In Japan however, the definition of sushi is much different.
When visiting the eclectic sushi bars in Japan, the one thing people will notice immediately is the lack of sushi rolls like the California-style roll. They have no such thing in Japan. Tons of rice, the strong fishy smell in the air, and the liberal drowning of the sushi in shoyu also won’t be found in a Japanese sushi bar.
Traditional Japanese sushi relies on the freshest ingredients and concentrates on providing a unique experience to the palate of the diner with the serving of delicious fish varieties. Fish takes the forefront of this delicacy, with it being as fresh as possible without the “fishy” smell that represents poor quality seafood. In addition, Japanese sushi has more fish and less white rice in the meal. Most traditional sushi will be seasoned to perfection without the need of wasabi, shoyu or other condiments added.
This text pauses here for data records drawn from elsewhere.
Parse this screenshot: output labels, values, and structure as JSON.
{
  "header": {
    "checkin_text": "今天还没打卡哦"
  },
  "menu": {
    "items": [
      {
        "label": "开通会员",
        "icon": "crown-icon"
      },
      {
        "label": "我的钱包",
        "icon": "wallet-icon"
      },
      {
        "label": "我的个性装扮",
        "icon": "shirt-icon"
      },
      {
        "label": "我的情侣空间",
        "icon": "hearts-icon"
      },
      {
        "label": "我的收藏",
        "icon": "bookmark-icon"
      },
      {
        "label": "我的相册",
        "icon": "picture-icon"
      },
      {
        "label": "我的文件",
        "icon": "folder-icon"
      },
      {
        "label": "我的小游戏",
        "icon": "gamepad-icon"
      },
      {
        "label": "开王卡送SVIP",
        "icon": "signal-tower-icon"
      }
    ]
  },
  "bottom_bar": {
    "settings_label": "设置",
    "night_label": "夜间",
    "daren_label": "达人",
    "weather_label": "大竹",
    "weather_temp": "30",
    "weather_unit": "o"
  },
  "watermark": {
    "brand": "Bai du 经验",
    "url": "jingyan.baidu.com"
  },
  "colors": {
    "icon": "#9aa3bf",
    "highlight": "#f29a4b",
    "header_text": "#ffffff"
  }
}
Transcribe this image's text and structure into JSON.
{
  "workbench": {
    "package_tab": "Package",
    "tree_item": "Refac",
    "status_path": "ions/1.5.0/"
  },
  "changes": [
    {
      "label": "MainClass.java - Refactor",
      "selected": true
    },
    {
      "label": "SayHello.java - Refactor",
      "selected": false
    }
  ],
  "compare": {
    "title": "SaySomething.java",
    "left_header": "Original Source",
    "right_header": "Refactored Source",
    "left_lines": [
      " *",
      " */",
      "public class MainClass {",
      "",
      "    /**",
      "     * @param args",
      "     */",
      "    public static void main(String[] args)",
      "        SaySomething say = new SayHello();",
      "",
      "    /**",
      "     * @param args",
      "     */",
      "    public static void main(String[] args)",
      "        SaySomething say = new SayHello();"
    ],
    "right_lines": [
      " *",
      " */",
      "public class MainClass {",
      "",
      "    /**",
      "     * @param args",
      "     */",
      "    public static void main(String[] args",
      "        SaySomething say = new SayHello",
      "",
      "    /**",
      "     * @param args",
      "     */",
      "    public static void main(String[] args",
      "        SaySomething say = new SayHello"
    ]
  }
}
Dining in a Japanese sushi bar varies. Japanese sushi bars usually have limited seating and the chef may speak limited English. There are also “kaiten-zushi” bars which are basically conveyor-belt style way of dining where plates move around the room as people eat as much as they want and pay for the number of plates they finish. There are even variations on the conveyor belts with gimmicks like small trains delivering your orders.
While Western style sushi has its own delicious taste, the only way to get a sense of the real thing is to visit Japan and taste for yourself. It is something nobody should pass up as people can expect a fantastic dining experience in a friendly atmosphere.